Question: What is a parasite?

Answer: A parasite is defined as an organism that survives by taking what it needs from its host, while providing no benefit in return. 

Q: Do we have to worry about parasites in pets? 

A: Numerous parasites can infest your pets, most commonly fleas, ticks, and heartworms.

Let’s investigate these three parasites from each parasite’s perspective. 

Fleas and pets 

We fleas love feasting on dogs and cats. We get the best of both worlds, because we can live indoors year-round, and go outdoors only during the warm or hot months, if we want. Our species will survive forever, because each female flea lays thousands of eggs that hang around either inside or outside till they hatch and mature, and then jump on an unsuspecting dog or cat who goes by. Our eggs are so tiny they can fall deep into carpets and floor crevices and survive for months, if your home is not deeply and thoroughly cleaned. Once we latch onto your pet, we feed on their blood, and can make them exceedingly uncomfortable and unbearably itchy, especially if they are allergic to our saliva. If we infest puppies and kittens, we can cause life-threatening anemia. We are proud of the suffering we cause. 

Our greatest enemies are veterinarians who prescribe flea preventives, and pet owners who give their pet those flea preventives religiously, never missing a dose. Although each preventive—whether oral, topical, or injectable—works a little differently, they generally destroy our eggs, or kill us as adults. 

Pets and ticks

We ticks love to climb up long grasses and low-lying brush and wait for a host—especially your pet—to walk by. When they do, we jump, grab on, and hold on tight, until we can move around and find a suitable location on your pet’s body, where we bury our head under the skin, and feed on their blood. We actually feed many times throughout our lives, as we mature, and eventually reach the adult tick stage. At that point, we have engorged ourselves with enough blood to lay eggs, and breed a new generation of ticks. Although we don’t cause intense itchiness like fleas, we can cause significant illness, such as Lyme disease, ehrlichiosis, and Rocky Mountain spotted fever, depending on the tick species. We are also proud of the suffering we cause in pets. 

Like our flea friends, our biggest enemies are veterinarians who prescribe flea and tick preventives, and pet parents who give those preventives monthly, year-round, and never miss a dose. When we bury our heads and start to feed, we ingest the preventive, which kills us. 

Pets and heartworms

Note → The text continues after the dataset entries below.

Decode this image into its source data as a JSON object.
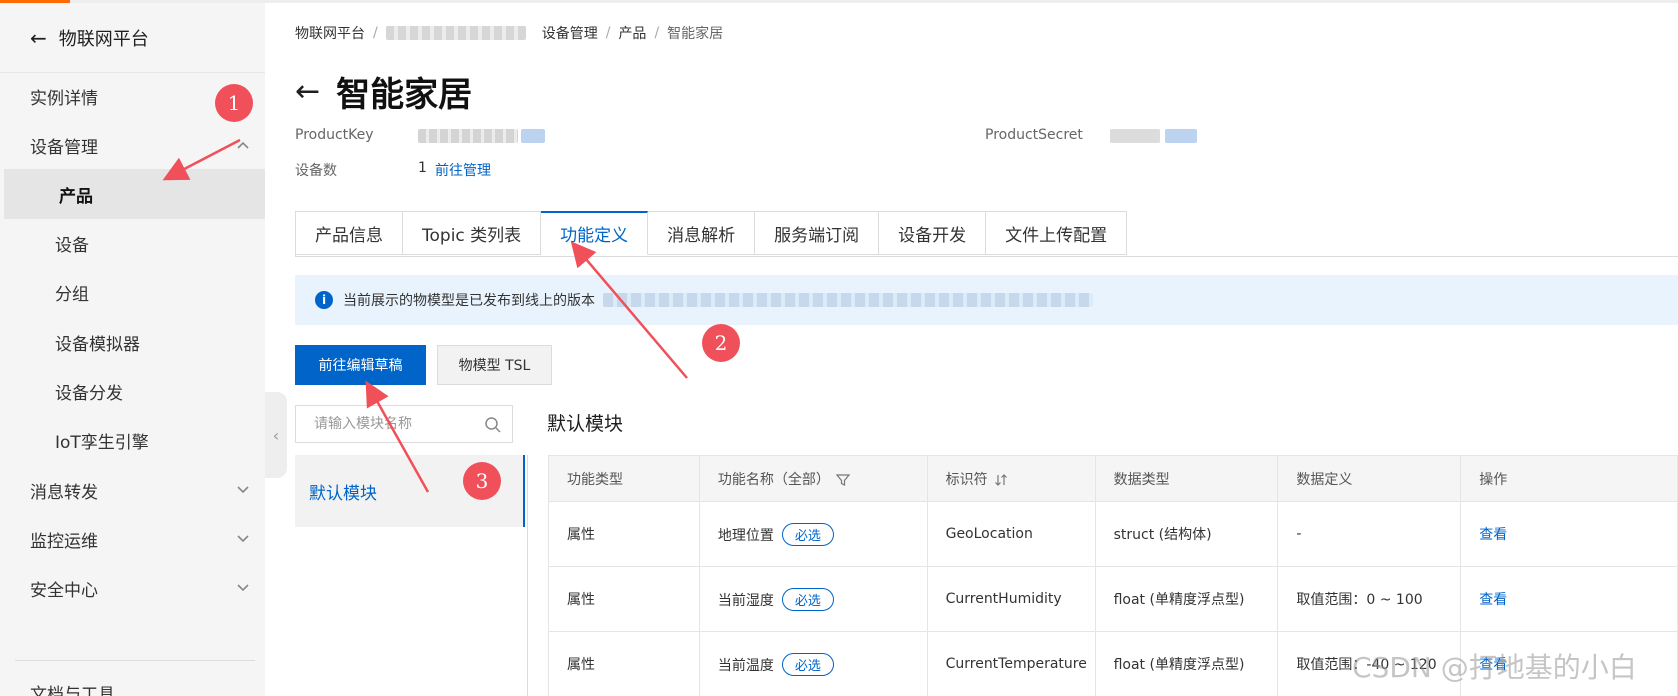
{
  "sidebar": {
    "header": "物联网平台",
    "items": [
      {
        "label": "实例详情"
      },
      {
        "label": "设备管理"
      },
      {
        "label": "产品"
      },
      {
        "label": "设备"
      },
      {
        "label": "分组"
      },
      {
        "label": "设备模拟器"
      },
      {
        "label": "设备分发"
      },
      {
        "label": "IoT孪生引擎"
      },
      {
        "label": "消息转发"
      },
      {
        "label": "监控运维"
      },
      {
        "label": "安全中心"
      },
      {
        "label": "文档与工具"
      }
    ]
  },
  "breadcrumb": {
    "root": "物联网平台",
    "device_mgmt": "设备管理",
    "product": "产品",
    "current": "智能家居"
  },
  "page": {
    "title": "智能家居",
    "product_key_label": "ProductKey",
    "product_secret_label": "ProductSecret",
    "device_count_label": "设备数",
    "device_count": "1",
    "manage_link": "前往管理"
  },
  "tabs": [
    {
      "label": "产品信息"
    },
    {
      "label": "Topic 类列表"
    },
    {
      "label": "功能定义"
    },
    {
      "label": "消息解析"
    },
    {
      "label": "服务端订阅"
    },
    {
      "label": "设备开发"
    },
    {
      "label": "文件上传配置"
    }
  ],
  "notice": {
    "text": "当前展示的物模型是已发布到线上的版本"
  },
  "actions": {
    "edit_draft": "前往编辑草稿",
    "tsl": "物模型 TSL"
  },
  "modules": {
    "search_placeholder": "请输入模块名称",
    "default": "默认模块",
    "section_title": "默认模块"
  },
  "table": {
    "headers": [
      "功能类型",
      "功能名称（全部）",
      "标识符",
      "数据类型",
      "数据定义",
      "操作"
    ],
    "rows": [
      {
        "type": "属性",
        "name": "地理位置",
        "badge": "必选",
        "id": "GeoLocation",
        "dtype": "struct (结构体)",
        "def": "-",
        "op": "查看"
      },
      {
        "type": "属性",
        "name": "当前湿度",
        "badge": "必选",
        "id": "CurrentHumidity",
        "dtype": "float (单精度浮点型)",
        "def": "取值范围：0 ~ 100",
        "op": "查看"
      },
      {
        "type": "属性",
        "name": "当前温度",
        "badge": "必选",
        "id": "CurrentTemperature",
        "dtype": "float (单精度浮点型)",
        "def": "取值范围：-40 ~ 120",
        "op": "查看"
      }
    ]
  },
  "annotations": {
    "m1": "1",
    "m2": "2",
    "m3": "3"
  },
  "watermark": "CSDN @打地基的小白",
  "colors": {
    "primary": "#0064c8",
    "marker": "#f0505a",
    "accent": "#ff6a00"
  }
}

Heartworms differ from fleas and ticks in that we don’t get to choose our host. Instead, a mosquito that is infected with heartworm larvae bites your dog or cat. Once the mosquito bites, we are transmitted  as “baby heartworms” (i.e., heartworms in the larval stage) into the host—your pet. We find our way into your pet’s bloodstream, and move through till we find their heart, where we take up residence—hence our name—and after six to seven months, develop into adults that can be as much as 12 inches long. In cats, we often end up in the lungs, and cause sudden death, because no treatment is available for them. In dogs, we can cause significant organ damage, breathing difficulties, and death, depending on how many of us there are. We heartworms are proud not only of the suffering we cause, but also that the treatment to try to kill us is so painful.

A heartworm’s greatest enemies are veterinarians who prescribe heartworm prevention medication, and pet parents who ensure their pets always receive their preventive. Heartworm preventives kill off the young heartworms who have been in your pet’s blood for only a month. We always hope the pet owner forgets the preventive one month, because if your pet gets infected during the time the dose was missed, the juveniles can develop into adult heartworms, despite getting the preventive from then on.

Now you know. We—fleas, ticks, and heartworms—all have two things in common. We love making your pets suffer, and we don’t like veterinarians or pet owners who insist on using pet parasite preventives!

Parasites can cause many problems for your pets, but some can be prevented, which is why veterinarians recommend flea, tick, and heartworm prevention for all pets, year-round, whether your pet spends most of their time indoors or outside. If you are curious to learn more about parasites and their effect on your pet, give us a call at Livingston Veterinary Hospital, to consult with one of our veterinary team members.